||This article includes a list of references, but its sources remain unclear because it has insufficient inline citations. (June 2012)|
|Hawaii-Aleutian Time Zone|
|Observance of DST|
|DST is observed in certain regions of this time zone between the 2nd Sunday in March and the 1st Sunday in November.|
|DST began||10 Mar 2013|
|DST ends||3 Nov 2013|
The Hawaii–Aleutian Time Zone observes Hawaii–Aleutian Standard Time (HST), by subtracting ten hours from Coordinated Universal Time (UTC−10). The clock time in this zone is based on the mean solar time of the 150th meridian west of the Greenwich Observatory.
The zone takes its name from the two areas it includes: Hawaii and the portion of Alaska's Aleutian Islands west of 169° 30′ W longitude. During daylight saving time, the Alaskan portion observes Hawaii–Aleutian Daylight Time (HDT), while Hawaii stays on standard time.
Major metropolitan areas 
See also 
- "Sources for Time Zone and Daylight Saving Time Data". Retrieved 2012-06-18.[not in citation given]
- "Physical Measurement Laboratory Frequently asked questions (FAQ)". What are the time zones in the United States?. The National Institute of Standards and Technology (NIST). Retrieved 22 March 2011.
- HAST – Hawaii–Aleutian Standard Time
- HADT – Hawaii–Aleutian Daylight Time
- The official U.S. time for the Hawaii–Aleutian time zone (Hawaii)
- The official U.S. time for the Hawaii–Aleutian time zone (Aleutian Islands)
|Time zones in North America|
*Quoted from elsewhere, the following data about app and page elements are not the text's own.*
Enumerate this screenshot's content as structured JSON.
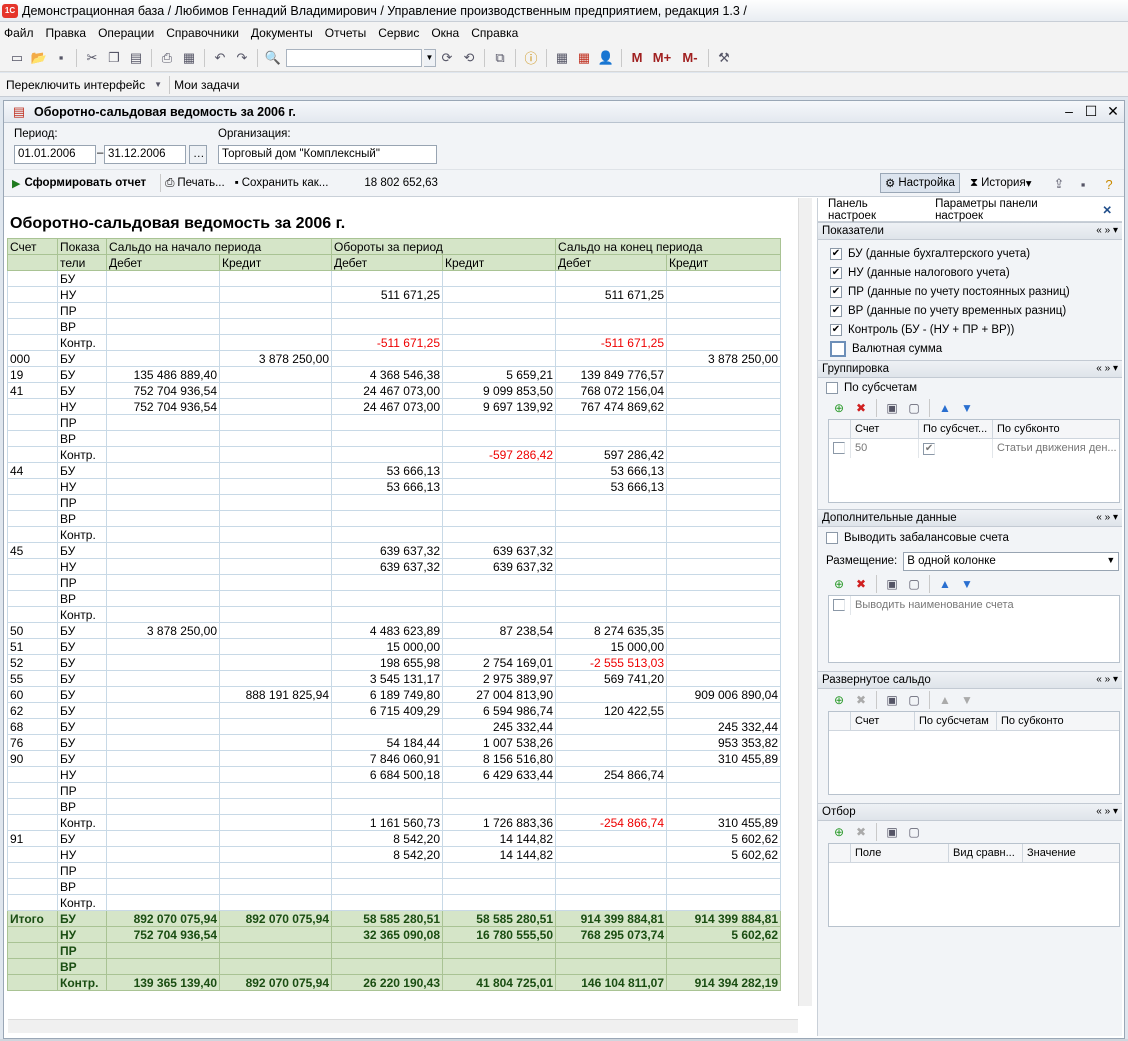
{
  "window": {
    "title": "Демонстрационная база / Любимов Геннадий Владимирович /  Управление производственным предприятием, редакция 1.3 /"
  },
  "menu": [
    "Файл",
    "Правка",
    "Операции",
    "Справочники",
    "Документы",
    "Отчеты",
    "Сервис",
    "Окна",
    "Справка"
  ],
  "toolbar2": {
    "switch_interface": "Переключить интерфейс",
    "my_tasks": "Мои задачи"
  },
  "toolbar_memory": {
    "m": "M",
    "mplus": "M+",
    "mminus": "M-"
  },
  "document": {
    "title": "Оборотно-сальдовая ведомость за 2006 г.",
    "period_label": "Период:",
    "date_from": "01.01.2006",
    "date_to": "31.12.2006",
    "org_label": "Организация:",
    "org_value": "Торговый дом \"Комплексный\"",
    "btn_generate": "Сформировать отчет",
    "btn_print": "Печать...",
    "btn_save": "Сохранить как...",
    "sum_value": "18 802 652,63",
    "btn_settings": "Настройка",
    "btn_history": "История"
  },
  "report": {
    "title": "Оборотно-сальдовая ведомость за 2006 г.",
    "header1": [
      "Счет",
      "Показа",
      "Сальдо на начало периода",
      "Обороты за период",
      "Сальдо на конец периода"
    ],
    "header2": [
      "",
      "тели",
      "Дебет",
      "Кредит",
      "Дебет",
      "Кредит",
      "Дебет",
      "Кредит"
    ],
    "rows": [
      [
        "",
        "БУ",
        "",
        "",
        "",
        "",
        "",
        ""
      ],
      [
        "",
        "НУ",
        "",
        "",
        "511 671,25",
        "",
        "511 671,25",
        ""
      ],
      [
        "",
        "ПР",
        "",
        "",
        "",
        "",
        "",
        ""
      ],
      [
        "",
        "ВР",
        "",
        "",
        "",
        "",
        "",
        ""
      ],
      [
        "",
        "Контр.",
        "",
        "",
        "-511 671,25",
        "",
        "-511 671,25",
        ""
      ],
      [
        "000",
        "БУ",
        "",
        "3 878 250,00",
        "",
        "",
        "",
        "3 878 250,00"
      ],
      [
        "19",
        "БУ",
        "135 486 889,40",
        "",
        "4 368 546,38",
        "5 659,21",
        "139 849 776,57",
        ""
      ],
      [
        "41",
        "БУ",
        "752 704 936,54",
        "",
        "24 467 073,00",
        "9 099 853,50",
        "768 072 156,04",
        ""
      ],
      [
        "",
        "НУ",
        "752 704 936,54",
        "",
        "24 467 073,00",
        "9 697 139,92",
        "767 474 869,62",
        ""
      ],
      [
        "",
        "ПР",
        "",
        "",
        "",
        "",
        "",
        ""
      ],
      [
        "",
        "ВР",
        "",
        "",
        "",
        "",
        "",
        ""
      ],
      [
        "",
        "Контр.",
        "",
        "",
        "",
        "-597 286,42",
        "597 286,42",
        ""
      ],
      [
        "44",
        "БУ",
        "",
        "",
        "53 666,13",
        "",
        "53 666,13",
        ""
      ],
      [
        "",
        "НУ",
        "",
        "",
        "53 666,13",
        "",
        "53 666,13",
        ""
      ],
      [
        "",
        "ПР",
        "",
        "",
        "",
        "",
        "",
        ""
      ],
      [
        "",
        "ВР",
        "",
        "",
        "",
        "",
        "",
        ""
      ],
      [
        "",
        "Контр.",
        "",
        "",
        "",
        "",
        "",
        ""
      ],
      [
        "45",
        "БУ",
        "",
        "",
        "639 637,32",
        "639 637,32",
        "",
        ""
      ],
      [
        "",
        "НУ",
        "",
        "",
        "639 637,32",
        "639 637,32",
        "",
        ""
      ],
      [
        "",
        "ПР",
        "",
        "",
        "",
        "",
        "",
        ""
      ],
      [
        "",
        "ВР",
        "",
        "",
        "",
        "",
        "",
        ""
      ],
      [
        "",
        "Контр.",
        "",
        "",
        "",
        "",
        "",
        ""
      ],
      [
        "50",
        "БУ",
        "3 878 250,00",
        "",
        "4 483 623,89",
        "87 238,54",
        "8 274 635,35",
        ""
      ],
      [
        "51",
        "БУ",
        "",
        "",
        "15 000,00",
        "",
        "15 000,00",
        ""
      ],
      [
        "52",
        "БУ",
        "",
        "",
        "198 655,98",
        "2 754 169,01",
        "-2 555 513,03",
        ""
      ],
      [
        "55",
        "БУ",
        "",
        "",
        "3 545 131,17",
        "2 975 389,97",
        "569 741,20",
        ""
      ],
      [
        "60",
        "БУ",
        "",
        "888 191 825,94",
        "6 189 749,80",
        "27 004 813,90",
        "",
        "909 006 890,04"
      ],
      [
        "62",
        "БУ",
        "",
        "",
        "6 715 409,29",
        "6 594 986,74",
        "120 422,55",
        ""
      ],
      [
        "68",
        "БУ",
        "",
        "",
        "",
        "245 332,44",
        "",
        "245 332,44"
      ],
      [
        "76",
        "БУ",
        "",
        "",
        "54 184,44",
        "1 007 538,26",
        "",
        "953 353,82"
      ],
      [
        "90",
        "БУ",
        "",
        "",
        "7 846 060,91",
        "8 156 516,80",
        "",
        "310 455,89"
      ],
      [
        "",
        "НУ",
        "",
        "",
        "6 684 500,18",
        "6 429 633,44",
        "254 866,74",
        ""
      ],
      [
        "",
        "ПР",
        "",
        "",
        "",
        "",
        "",
        ""
      ],
      [
        "",
        "ВР",
        "",
        "",
        "",
        "",
        "",
        ""
      ],
      [
        "",
        "Контр.",
        "",
        "",
        "1 161 560,73",
        "1 726 883,36",
        "-254 866,74",
        "310 455,89"
      ],
      [
        "91",
        "БУ",
        "",
        "",
        "8 542,20",
        "14 144,82",
        "",
        "5 602,62"
      ],
      [
        "",
        "НУ",
        "",
        "",
        "8 542,20",
        "14 144,82",
        "",
        "5 602,62"
      ],
      [
        "",
        "ПР",
        "",
        "",
        "",
        "",
        "",
        ""
      ],
      [
        "",
        "ВР",
        "",
        "",
        "",
        "",
        "",
        ""
      ],
      [
        "",
        "Контр.",
        "",
        "",
        "",
        "",
        "",
        ""
      ]
    ],
    "totals": [
      [
        "Итого",
        "БУ",
        "892 070 075,94",
        "892 070 075,94",
        "58 585 280,51",
        "58 585 280,51",
        "914 399 884,81",
        "914 399 884,81"
      ],
      [
        "",
        "НУ",
        "752 704 936,54",
        "",
        "32 365 090,08",
        "16 780 555,50",
        "768 295 073,74",
        "5 602,62"
      ],
      [
        "",
        "ПР",
        "",
        "",
        "",
        "",
        "",
        ""
      ],
      [
        "",
        "ВР",
        "",
        "",
        "",
        "",
        "",
        ""
      ],
      [
        "",
        "Контр.",
        "139 365 139,40",
        "892 070 075,94",
        "26 220 190,43",
        "41 804 725,01",
        "146 104 811,07",
        "914 394 282,19"
      ]
    ]
  },
  "panel": {
    "tab1": "Панель настроек",
    "tab2": "Параметры панели настроек",
    "sec_indicators": "Показатели",
    "indicators": [
      {
        "label": "БУ (данные бухгалтерского учета)",
        "checked": true
      },
      {
        "label": "НУ (данные налогового учета)",
        "checked": true
      },
      {
        "label": "ПР (данные по учету постоянных разниц)",
        "checked": true
      },
      {
        "label": "ВР (данные по учету временных разниц)",
        "checked": true
      },
      {
        "label": "Контроль (БУ - (НУ + ПР + ВР))",
        "checked": true
      },
      {
        "label": "Валютная сумма",
        "checked": false
      }
    ],
    "sec_grouping": "Группировка",
    "by_subaccounts": "По субсчетам",
    "grouping_cols": [
      "Счет",
      "По субсчет...",
      "По субконто"
    ],
    "grouping_row": [
      "50",
      "",
      "Статьи движения ден..."
    ],
    "sec_additional": "Дополнительные данные",
    "offbalance": "Выводить забалансовые счета",
    "placement_label": "Размещение:",
    "placement_value": "В одной колонке",
    "show_account_name": "Выводить наименование счета",
    "sec_expanded": "Развернутое сальдо",
    "expanded_cols": [
      "Счет",
      "По субсчетам",
      "По субконто"
    ],
    "sec_filter": "Отбор",
    "filter_cols": [
      "Поле",
      "Вид сравн...",
      "Значение"
    ]
  }
}
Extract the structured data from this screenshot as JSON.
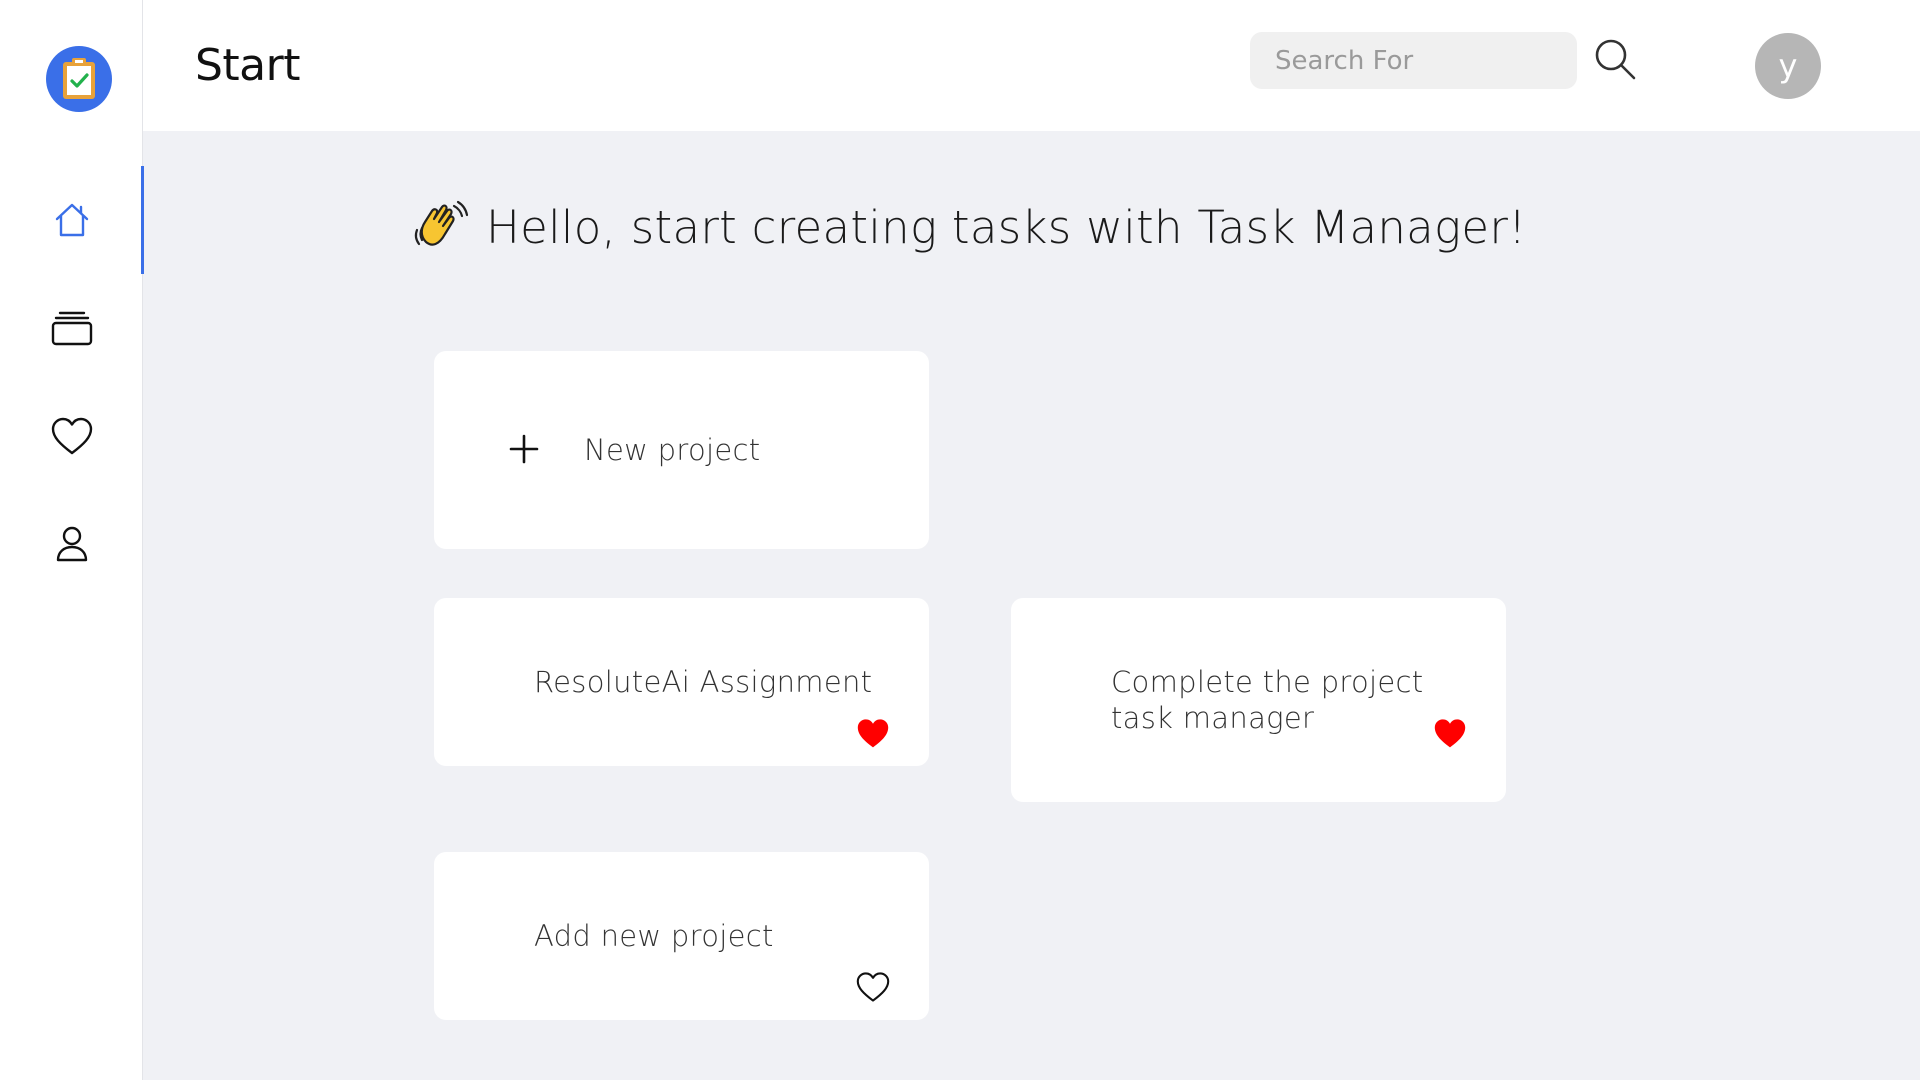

|Time zone||Hours from UTC: Standard time||Hours from UTC: Daylight saving|
|Hawaii-Aleutian||–10||–9 (Alaska portion only)|
|Saint Pierre and Miquelon||–3||–2|